Another question popped into my head. At what point during my ride did I become an illegal driver?
Interestingly, it turns out, it’s later than most people would think. The state Vehicle Code says you have to have your lights on during “darkness.” Here is how the Vehicle Code describes darkness:
“Any time from one-half hour after sunset to one-half hour before sunrise and any other time when visibility is not sufficient to render clearly discernible any person or vehicle on the highway at a distance of 1,000 feet.”
My fine would have been $238. I hear some new cars have sensors that automatically turn your headlights on. I need one of those.
There is the opposite situation, also dangerous, where a driver is coming at you with his high beams shining in your eyes.

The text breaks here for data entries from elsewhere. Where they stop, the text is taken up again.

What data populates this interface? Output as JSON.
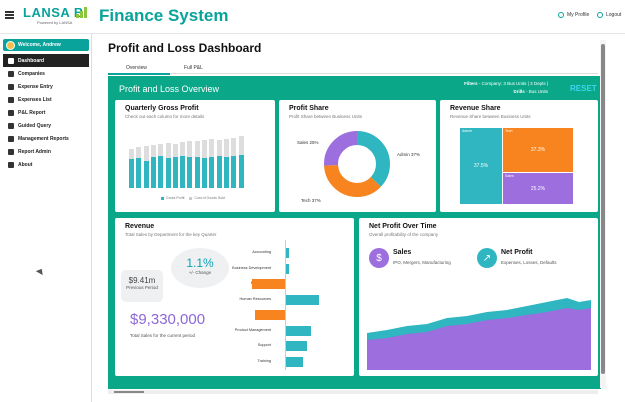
{
  "header": {
    "logo_text": "LANSA BI",
    "logo_sub": "Powered by LANSA",
    "app_title": "Finance System",
    "my_profile": "My Profile",
    "logout": "Logout"
  },
  "sidebar": {
    "welcome": "Welcome, Andrew",
    "items": [
      {
        "label": "Dashboard"
      },
      {
        "label": "Companies"
      },
      {
        "label": "Expense Entry"
      },
      {
        "label": "Expenses List"
      },
      {
        "label": "P&L Report"
      },
      {
        "label": "Guided Query"
      },
      {
        "label": "Management Reports"
      },
      {
        "label": "Report Admin"
      },
      {
        "label": "About"
      }
    ]
  },
  "main": {
    "page_title": "Profit and Loss Dashboard",
    "tabs": [
      {
        "label": "Overview"
      },
      {
        "label": "Full P&L"
      }
    ],
    "overview_title": "Profit and Loss Overview",
    "filters_line1_label": "Filters",
    "filters_line1": "- Company: 3 Bus Units | 3 Depts |",
    "filters_line2_label": "Drills",
    "filters_line2": "- Bus Units",
    "reset": "RESET"
  },
  "gross_profit": {
    "title": "Quarterly Gross Profit",
    "subtitle": "Check out each column for more details",
    "legend_a": "Gross Profit",
    "legend_b": "Cost of Goods Sold"
  },
  "profit_share": {
    "title": "Profit Share",
    "subtitle": "Profit Share between Business Units",
    "labels": {
      "sales": "Sales 25%",
      "admin": "Admin 37%",
      "tech": "Tech 37%"
    }
  },
  "revenue_share": {
    "title": "Revenue Share",
    "subtitle": "Revenue Share between Business Units",
    "admin_label": "Admin",
    "tech_label": "Tech",
    "sales_label": "Sales",
    "admin_val": "37.5%",
    "tech_val": "37.3%",
    "sales_val": "25.2%"
  },
  "revenue": {
    "title": "Revenue",
    "subtitle": "Total Sales by Department for the key Quarter",
    "prev_value": "$9.41m",
    "prev_caption": "Previous Period",
    "change_value": "1.1%",
    "change_caption": "+/- Change",
    "total": "$9,330,000",
    "total_caption": "Total Sales for the current period",
    "departments": [
      {
        "name": "Accounting"
      },
      {
        "name": "Business Development"
      },
      {
        "name": "Engineering"
      },
      {
        "name": "Human Resources"
      },
      {
        "name": "Legal"
      },
      {
        "name": "Product Management"
      },
      {
        "name": "Support"
      },
      {
        "name": "Training"
      }
    ]
  },
  "net_profit": {
    "title": "Net Profit Over Time",
    "subtitle": "Overall profitability of the company",
    "sales_head": "Sales",
    "sales_sub": "IPO, Mergers, Manufacturing",
    "np_head": "Net Profit",
    "np_sub": "Expenses, Losses, Defaults"
  },
  "colors": {
    "teal": "#0aa39b",
    "green_bg": "#0aa888",
    "bar_teal": "#2fb6c0",
    "orange": "#f7841e",
    "purple": "#9c6ede",
    "grey_bar": "#dddddd"
  }
}
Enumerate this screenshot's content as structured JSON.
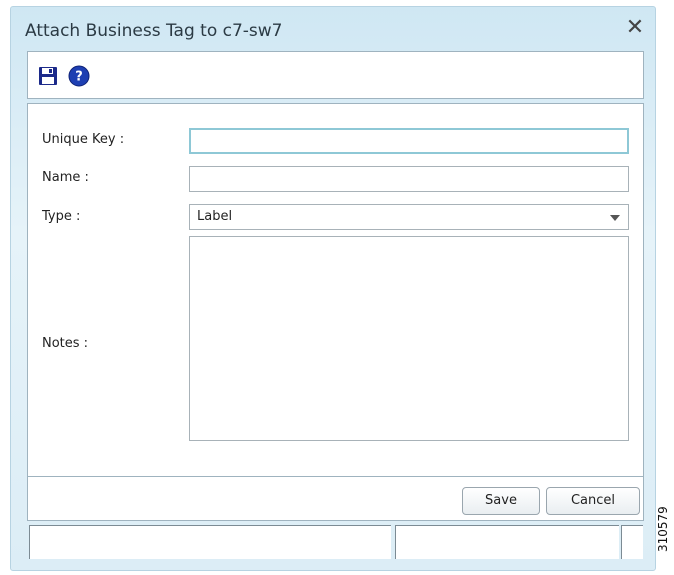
{
  "dialog": {
    "title": "Attach Business Tag to c7-sw7",
    "close_glyph": "✕"
  },
  "toolbar": {
    "icons": [
      "save-icon",
      "help-icon"
    ],
    "help_glyph": "?"
  },
  "form": {
    "unique_key_label": "Unique Key :",
    "unique_key_value": "",
    "name_label": "Name :",
    "name_value": "",
    "type_label": "Type :",
    "type_selected": "Label",
    "notes_label": "Notes :",
    "notes_value": ""
  },
  "buttons": {
    "save_label": "Save",
    "cancel_label": "Cancel"
  },
  "figure_id": "310579",
  "colors": {
    "accent": "#1e3fb2",
    "focus": "#8ec8d6",
    "save_icon": "#1c2a8a"
  }
}
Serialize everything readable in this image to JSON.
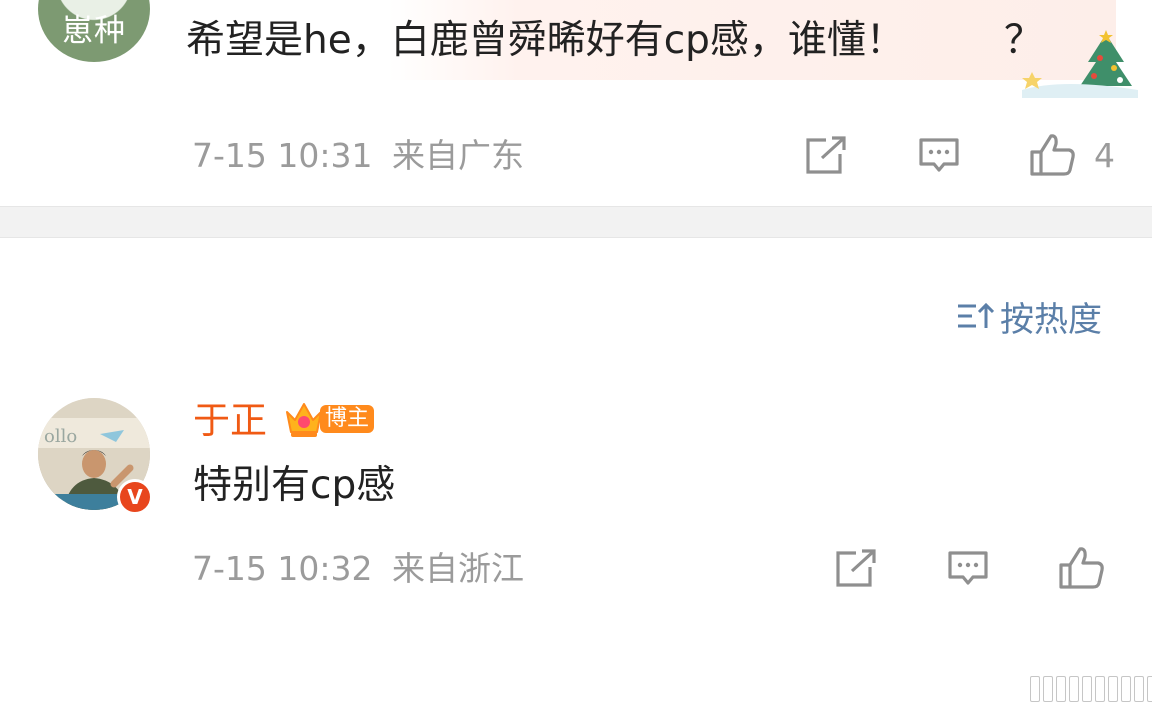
{
  "comment1": {
    "avatar_text": "崽种",
    "text": "希望是he，白鹿曾舜晞好有cp感，谁懂！",
    "text_end": "？",
    "time": "7-15 10:31",
    "location": "来自广东",
    "like_count": "4",
    "icons": [
      "repost-icon",
      "comment-icon",
      "like-icon"
    ]
  },
  "sort": {
    "label": "按热度",
    "icon": "sort-icon",
    "accent": "#5b7fa8"
  },
  "comment2": {
    "name": "于正",
    "name_color": "#f05a14",
    "badge": "博主",
    "badge_color": "#ff8a1c",
    "verified_glyph": "V",
    "text": "特别有cp感",
    "time": "7-15 10:32",
    "location": "来自浙江",
    "icons": [
      "repost-icon",
      "comment-icon",
      "like-icon"
    ]
  }
}
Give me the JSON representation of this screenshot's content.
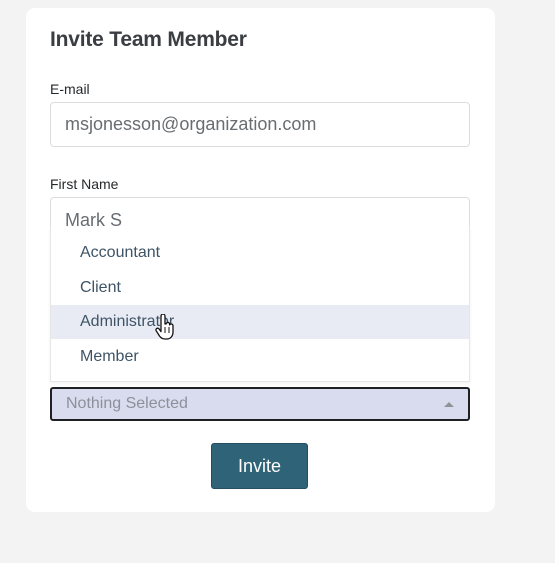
{
  "form": {
    "title": "Invite Team Member",
    "email_label": "E-mail",
    "email_value": "msjonesson@organization.com",
    "first_name_label": "First Name",
    "first_name_value": "Mark S"
  },
  "role_dropdown": {
    "options": [
      "Accountant",
      "Client",
      "Administrator",
      "Member"
    ],
    "highlighted": "Administrator",
    "selected_text": "Nothing Selected"
  },
  "actions": {
    "invite_label": "Invite"
  },
  "colors": {
    "primary_button": "#2f6377",
    "highlight": "#e9ebf4",
    "select_background": "#d9dcee"
  }
}
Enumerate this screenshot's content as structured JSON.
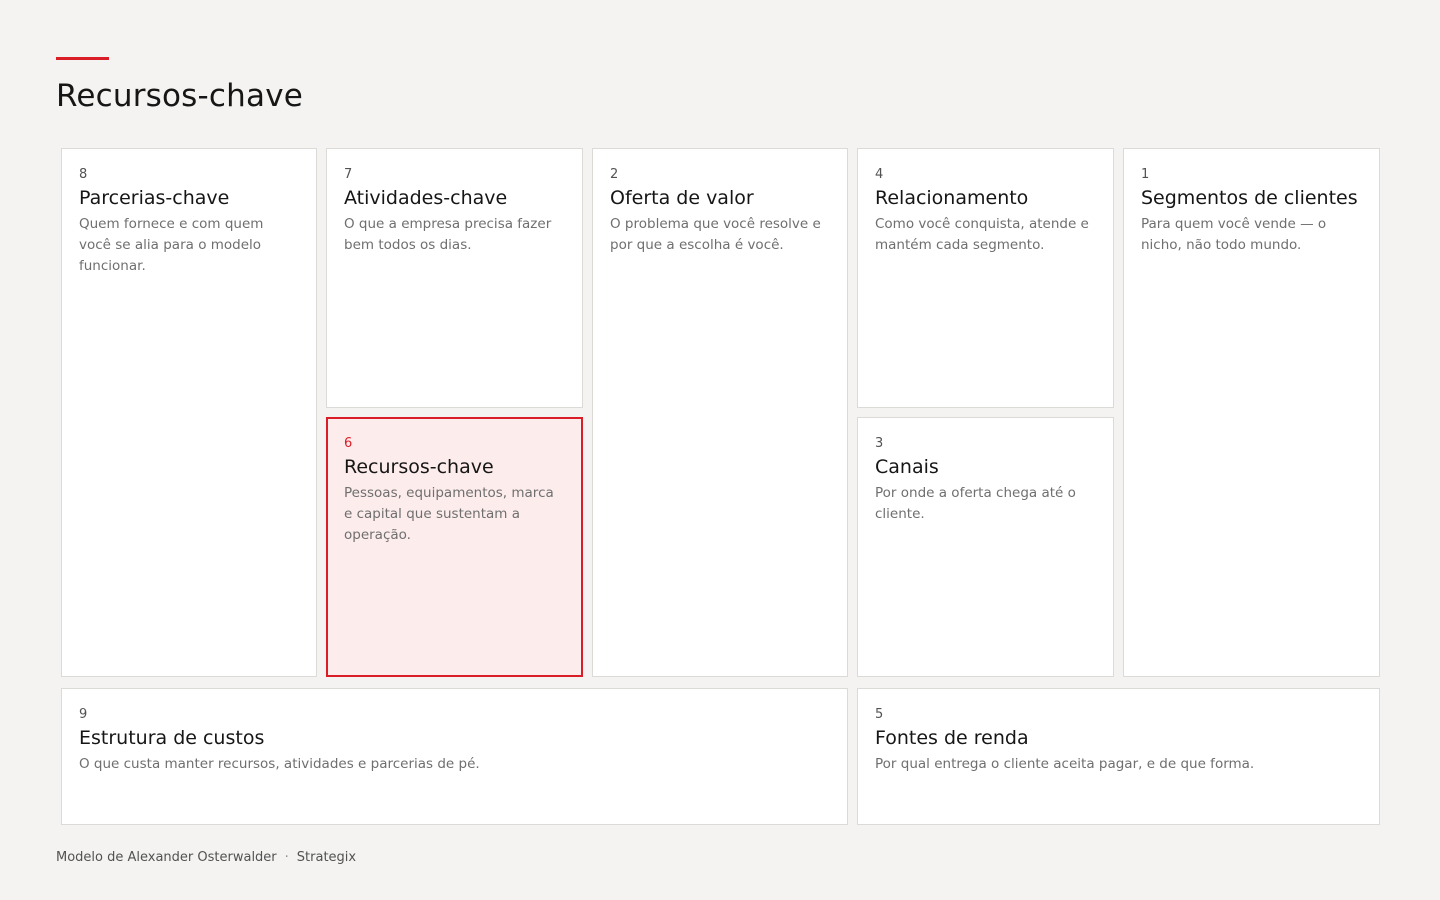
{
  "page": {
    "title": "Recursos-chave",
    "accent_color": "#da1e28"
  },
  "blocks": {
    "parcerias": {
      "number": "8",
      "title": "Parcerias-chave",
      "description": "Quem fornece e com quem você se alia para o modelo funcionar."
    },
    "atividades": {
      "number": "7",
      "title": "Atividades-chave",
      "description": "O que a empresa precisa fazer bem todos os dias."
    },
    "recursos": {
      "number": "6",
      "title": "Recursos-chave",
      "description": "Pessoas, equipamentos, marca e capital que sustentam a operação.",
      "active": true
    },
    "oferta": {
      "number": "2",
      "title": "Oferta de valor",
      "description": "O problema que você resolve e por que a escolha é você."
    },
    "relacionamento": {
      "number": "4",
      "title": "Relacionamento",
      "description": "Como você conquista, atende e mantém cada segmento."
    },
    "canais": {
      "number": "3",
      "title": "Canais",
      "description": "Por onde a oferta chega até o cliente."
    },
    "segmentos": {
      "number": "1",
      "title": "Segmentos de clientes",
      "description": "Para quem você vende — o nicho, não todo mundo."
    },
    "custos": {
      "number": "9",
      "title": "Estrutura de custos",
      "description": "O que custa manter recursos, atividades e parcerias de pé."
    },
    "fontes": {
      "number": "5",
      "title": "Fontes de renda",
      "description": "Por qual entrega o cliente aceita pagar, e de que forma."
    }
  },
  "footer": {
    "credit": "Modelo de Alexander Osterwalder",
    "separator": "·",
    "brand": "Strategix"
  }
}
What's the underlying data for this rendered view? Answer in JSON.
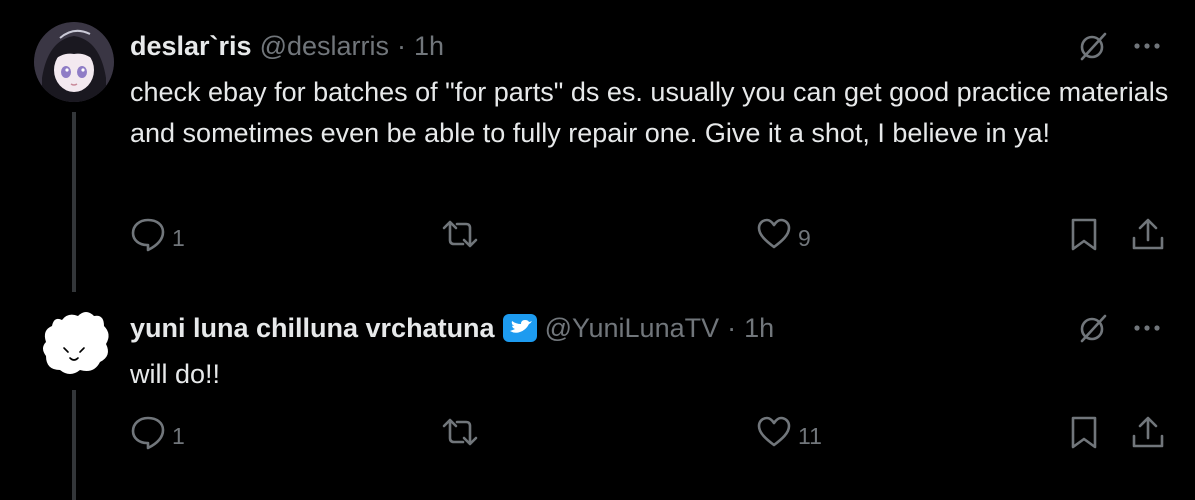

California law says you must switch from high beams to regular headlights when an approaching car is within 500 feet. That’s about two blocks. A driver also cannot use his high beams if he is following within 300 feet of another vehicle.
Speaking of night lights, there will be plenty of warning lights on Highway 99 north of Sacramento next week. Caltrans will be redirecting at Riego Road on Monday through Thursday to allow space for work on a new overpass. The northbound lanes will be shifted onto one southbound lane Monday and Tuesday nights from 9 p.m. to 5 a.m. The reverse will happen the following two nights, with southbound traffic flowing into one northbound lane.
Also, highway patrols in California, Oregon and Washington will be out on Interstate 5 this holiday weekend as part of a special enforcement effort, focusing on drunk driving, aggressive driving and seat belt use.